# Stored items from a collection
== == ==

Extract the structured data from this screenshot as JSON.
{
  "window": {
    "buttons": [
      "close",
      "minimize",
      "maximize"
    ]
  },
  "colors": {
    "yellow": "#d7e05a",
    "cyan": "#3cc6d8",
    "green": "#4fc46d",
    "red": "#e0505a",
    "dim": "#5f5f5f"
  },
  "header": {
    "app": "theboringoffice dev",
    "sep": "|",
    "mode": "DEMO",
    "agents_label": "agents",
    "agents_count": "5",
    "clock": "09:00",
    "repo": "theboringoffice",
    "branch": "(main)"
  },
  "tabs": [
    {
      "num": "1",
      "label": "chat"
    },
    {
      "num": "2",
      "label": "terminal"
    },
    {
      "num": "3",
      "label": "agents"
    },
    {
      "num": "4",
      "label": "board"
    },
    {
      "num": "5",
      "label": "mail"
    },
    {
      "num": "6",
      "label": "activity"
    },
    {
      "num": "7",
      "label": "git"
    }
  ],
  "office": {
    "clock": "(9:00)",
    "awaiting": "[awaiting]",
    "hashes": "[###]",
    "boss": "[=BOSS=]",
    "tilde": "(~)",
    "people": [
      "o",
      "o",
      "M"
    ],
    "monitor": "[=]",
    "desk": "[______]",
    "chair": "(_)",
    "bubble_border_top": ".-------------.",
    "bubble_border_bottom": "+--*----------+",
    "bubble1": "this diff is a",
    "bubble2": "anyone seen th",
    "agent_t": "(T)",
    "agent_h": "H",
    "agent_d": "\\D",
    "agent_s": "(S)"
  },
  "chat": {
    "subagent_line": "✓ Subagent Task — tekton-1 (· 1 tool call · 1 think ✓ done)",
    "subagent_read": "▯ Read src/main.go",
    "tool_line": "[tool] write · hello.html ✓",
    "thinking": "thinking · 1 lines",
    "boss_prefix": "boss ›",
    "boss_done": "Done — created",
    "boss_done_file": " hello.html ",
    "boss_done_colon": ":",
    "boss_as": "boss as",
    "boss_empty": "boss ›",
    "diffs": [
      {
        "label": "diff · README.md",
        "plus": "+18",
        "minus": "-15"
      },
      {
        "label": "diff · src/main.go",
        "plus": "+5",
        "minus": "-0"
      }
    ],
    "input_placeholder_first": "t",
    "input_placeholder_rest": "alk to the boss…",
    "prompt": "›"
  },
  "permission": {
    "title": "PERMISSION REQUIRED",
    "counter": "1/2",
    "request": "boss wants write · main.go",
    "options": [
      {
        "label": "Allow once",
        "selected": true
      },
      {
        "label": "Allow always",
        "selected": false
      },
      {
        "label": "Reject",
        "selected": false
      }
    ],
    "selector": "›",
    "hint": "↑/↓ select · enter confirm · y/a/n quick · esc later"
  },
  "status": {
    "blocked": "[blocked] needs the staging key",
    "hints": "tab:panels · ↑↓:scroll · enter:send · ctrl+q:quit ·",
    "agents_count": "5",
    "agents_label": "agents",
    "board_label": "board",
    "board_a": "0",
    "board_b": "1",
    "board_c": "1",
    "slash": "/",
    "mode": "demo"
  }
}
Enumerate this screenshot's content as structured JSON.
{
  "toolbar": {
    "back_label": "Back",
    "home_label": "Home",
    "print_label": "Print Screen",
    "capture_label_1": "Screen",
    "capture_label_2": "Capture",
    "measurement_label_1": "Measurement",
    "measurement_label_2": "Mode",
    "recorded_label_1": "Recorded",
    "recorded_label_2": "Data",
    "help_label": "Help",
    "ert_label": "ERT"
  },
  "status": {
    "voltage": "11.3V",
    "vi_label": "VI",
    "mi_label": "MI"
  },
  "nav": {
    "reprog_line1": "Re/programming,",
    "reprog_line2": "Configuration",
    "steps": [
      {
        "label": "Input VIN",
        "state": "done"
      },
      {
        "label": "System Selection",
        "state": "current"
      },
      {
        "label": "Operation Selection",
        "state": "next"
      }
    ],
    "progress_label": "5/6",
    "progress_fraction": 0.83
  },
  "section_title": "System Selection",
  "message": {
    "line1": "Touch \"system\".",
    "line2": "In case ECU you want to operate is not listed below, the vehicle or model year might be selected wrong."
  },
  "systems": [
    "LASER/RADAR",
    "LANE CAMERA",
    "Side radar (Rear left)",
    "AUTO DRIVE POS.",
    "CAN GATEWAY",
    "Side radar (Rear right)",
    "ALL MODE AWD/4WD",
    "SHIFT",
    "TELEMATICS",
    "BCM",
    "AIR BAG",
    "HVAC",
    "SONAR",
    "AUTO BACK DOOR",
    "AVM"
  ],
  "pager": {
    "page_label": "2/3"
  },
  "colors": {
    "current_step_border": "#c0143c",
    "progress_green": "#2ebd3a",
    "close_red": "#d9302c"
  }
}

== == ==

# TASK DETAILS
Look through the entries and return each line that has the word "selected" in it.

# OUTPUT BELOW
        "selected": true
        "selected": false
        "selected": false
    "line2": "In case ECU you want to operate is not listed below, the vehicle or model year might be selected wrong."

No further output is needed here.